## DATA
=-=-=-=-=

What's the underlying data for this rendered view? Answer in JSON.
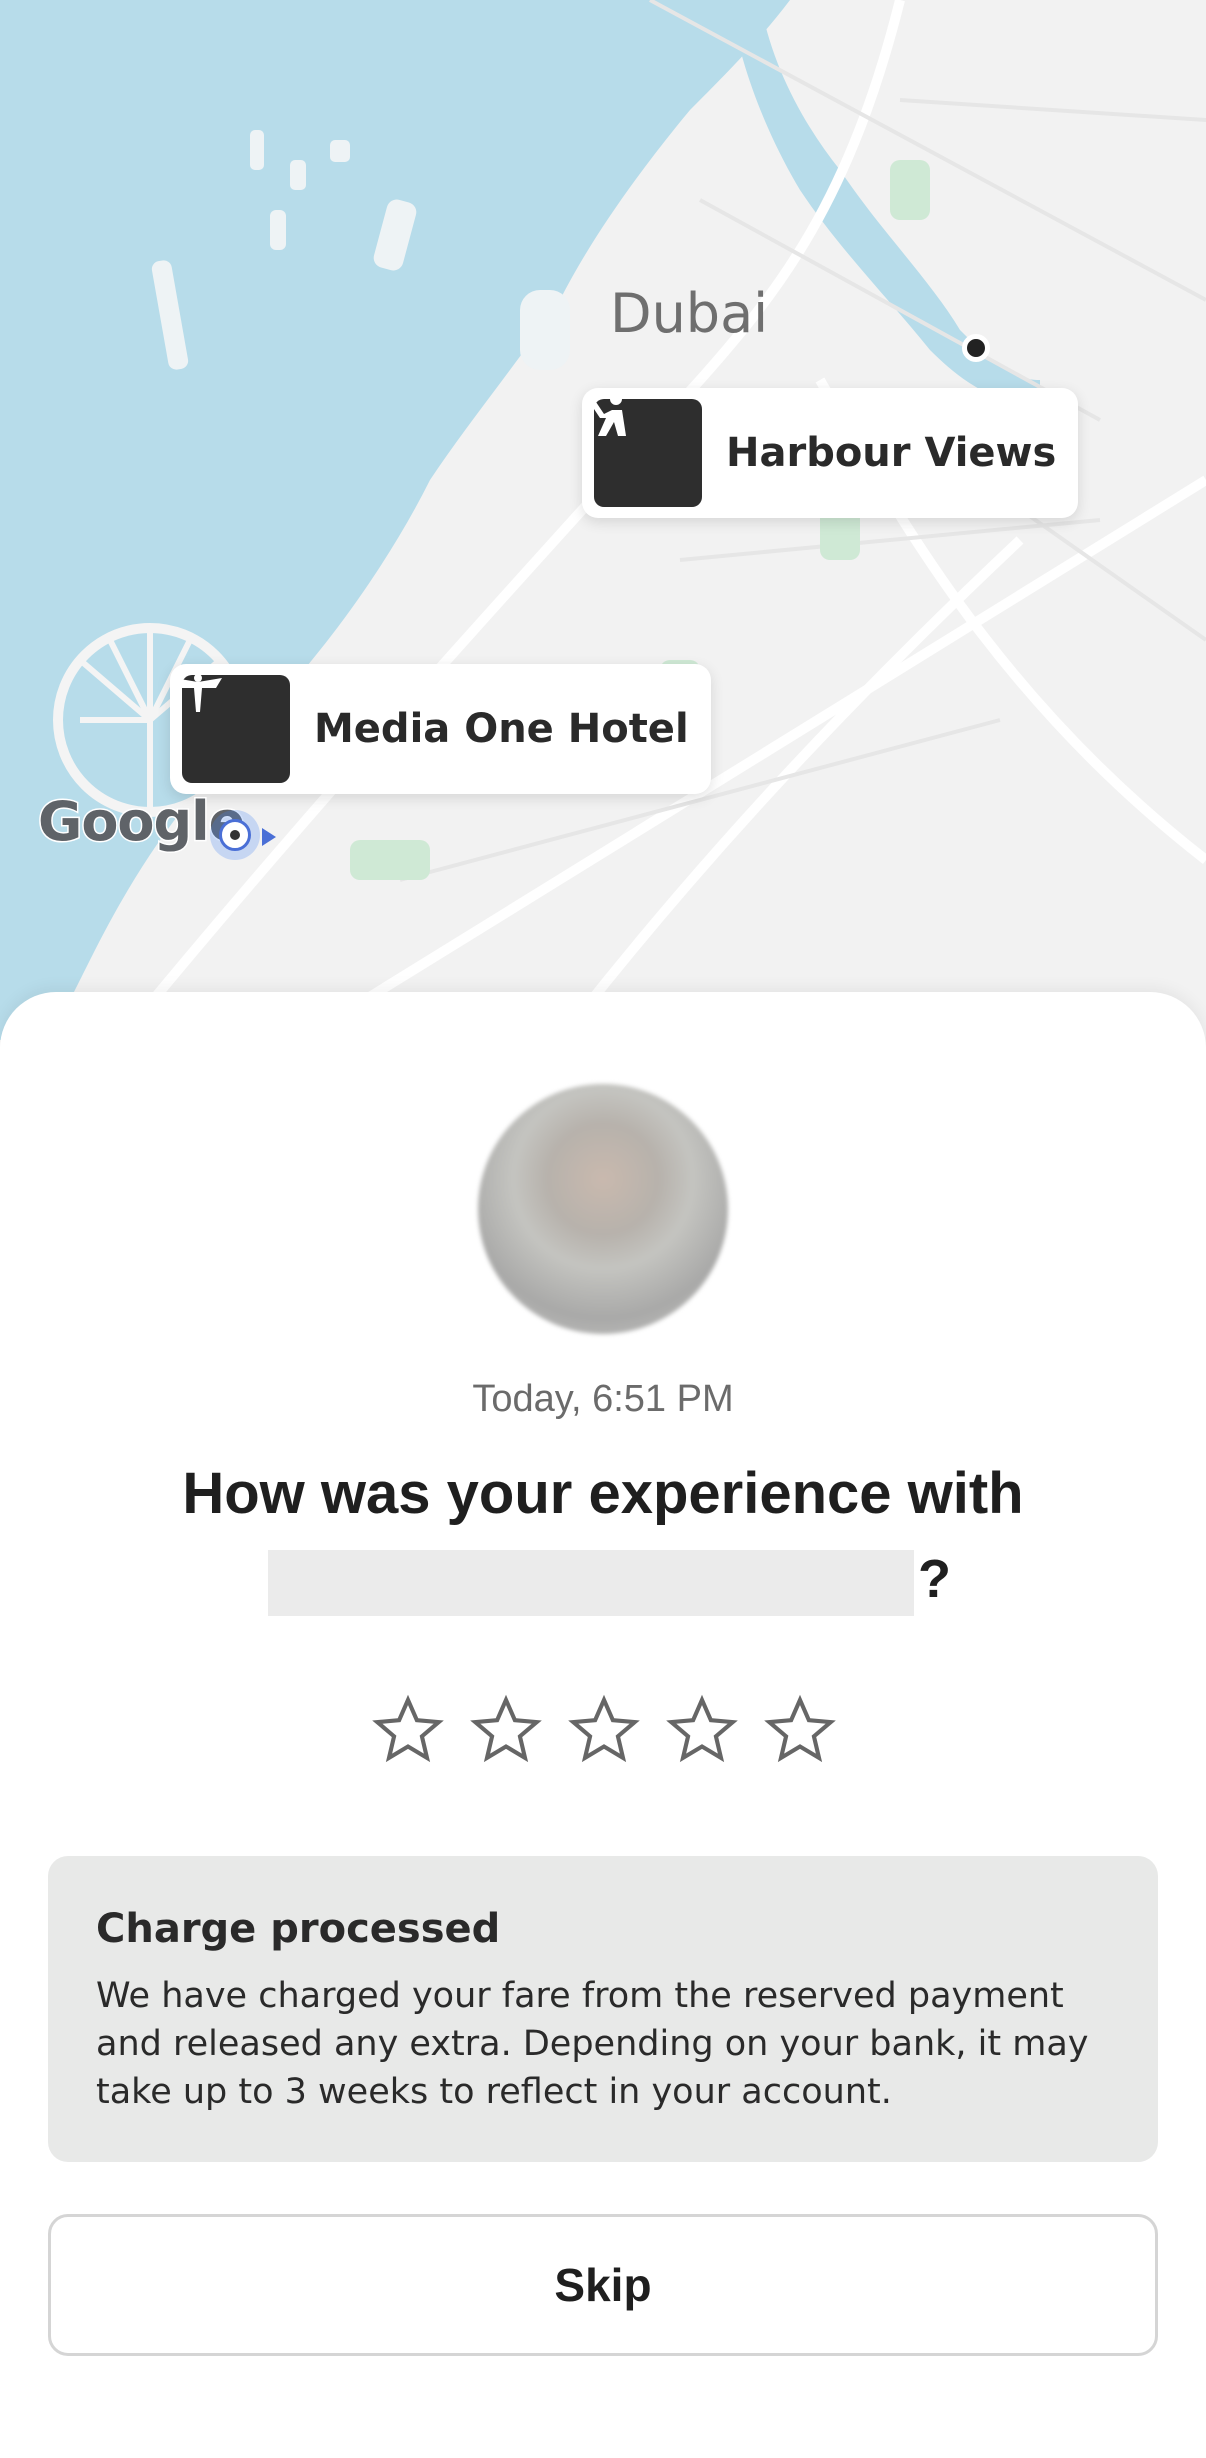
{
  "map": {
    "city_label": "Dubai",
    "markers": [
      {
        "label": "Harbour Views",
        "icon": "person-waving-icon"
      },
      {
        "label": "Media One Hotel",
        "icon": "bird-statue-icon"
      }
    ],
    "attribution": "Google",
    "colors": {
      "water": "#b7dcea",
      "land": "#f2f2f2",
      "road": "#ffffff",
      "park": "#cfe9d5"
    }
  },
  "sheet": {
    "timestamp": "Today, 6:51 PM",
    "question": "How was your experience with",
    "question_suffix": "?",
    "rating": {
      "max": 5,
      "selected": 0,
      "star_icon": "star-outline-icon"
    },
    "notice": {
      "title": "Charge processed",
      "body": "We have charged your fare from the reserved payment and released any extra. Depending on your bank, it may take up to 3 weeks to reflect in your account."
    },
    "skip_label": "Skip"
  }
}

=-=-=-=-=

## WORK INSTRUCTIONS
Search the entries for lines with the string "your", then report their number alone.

## RESPONSE AREA
2